  • First, detangle your hair with a wide-tooth comb.
  • Hang your hair over a large bowl, and begin by wetting the ends with rice water. 
  • Wet and massage the water into the hair as you gradually work your way up to the roots (the water in the bowl can be re-applied to wet and massage the scalp if you run out).
  • Gently twist your hair around your head and secure it with a comb. You can cover it with a shower cap and a warm towel, but the Yao women do not. 
  • After 20 minutes to one hour, rinse the hair thoroughly (until the water runs clear) with filtered water. 

Alternative applications for rice water

Fermented rice water can also be used to make other natural, hair-care products. 

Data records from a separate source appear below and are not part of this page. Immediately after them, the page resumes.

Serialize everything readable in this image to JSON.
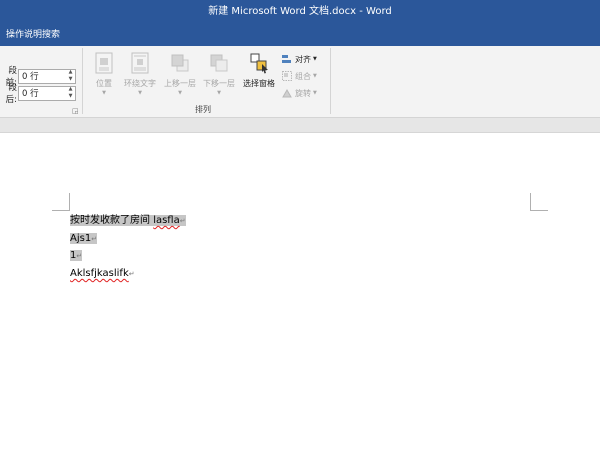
{
  "window": {
    "title": "新建 Microsoft Word 文档.docx  -  Word"
  },
  "tellme": {
    "label": "操作说明搜索"
  },
  "spacing": {
    "before_label": "段前:",
    "before_value": "0 行",
    "after_label": "段后:",
    "after_value": "0 行"
  },
  "arrange": {
    "group_label": "排列",
    "buttons": [
      {
        "label": "位置"
      },
      {
        "label": "环绕文字"
      },
      {
        "label": "上移一层"
      },
      {
        "label": "下移一层"
      },
      {
        "label": "选择窗格"
      }
    ],
    "align_label": "对齐",
    "group_label_small": "组合",
    "rotate_label": "旋转"
  },
  "document": {
    "lines": [
      {
        "prefix": "按时发收款了房间 ",
        "word": "lasfla",
        "mark": "↵"
      },
      {
        "prefix": "Ajs1",
        "word": "",
        "mark": "↵"
      },
      {
        "prefix": "1",
        "word": "",
        "mark": "↵"
      },
      {
        "prefix": "",
        "word": "Aklsfjkaslifk",
        "mark": "↵"
      }
    ]
  },
  "colors": {
    "accent": "#2b579a",
    "selection": "#c6c6c6",
    "spell": "#e02020"
  }
}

  • For a simple hair-growth stimulant, simply combine fermented rice water with 1 tbsp. castor oil in a small spray bottle. Apply to the scalp and leave it on for 30 minutes to several hours before washing the hair. 
  • For a strengthening rinse, freeze a portion of your fermented rice water in ice cube trays. After regular washing, rinse with two rice cubes dissolved in two cups of filtered water. Massage in and let it sit for five minutes before rinsing lightly.
  • For a conditioning mask, blend 3 tbsp. fermented rice water with 2 tbsp. cooked rice and 1 tbsp. coconut oil. Massage into hair and scalp 30 minutes before washing.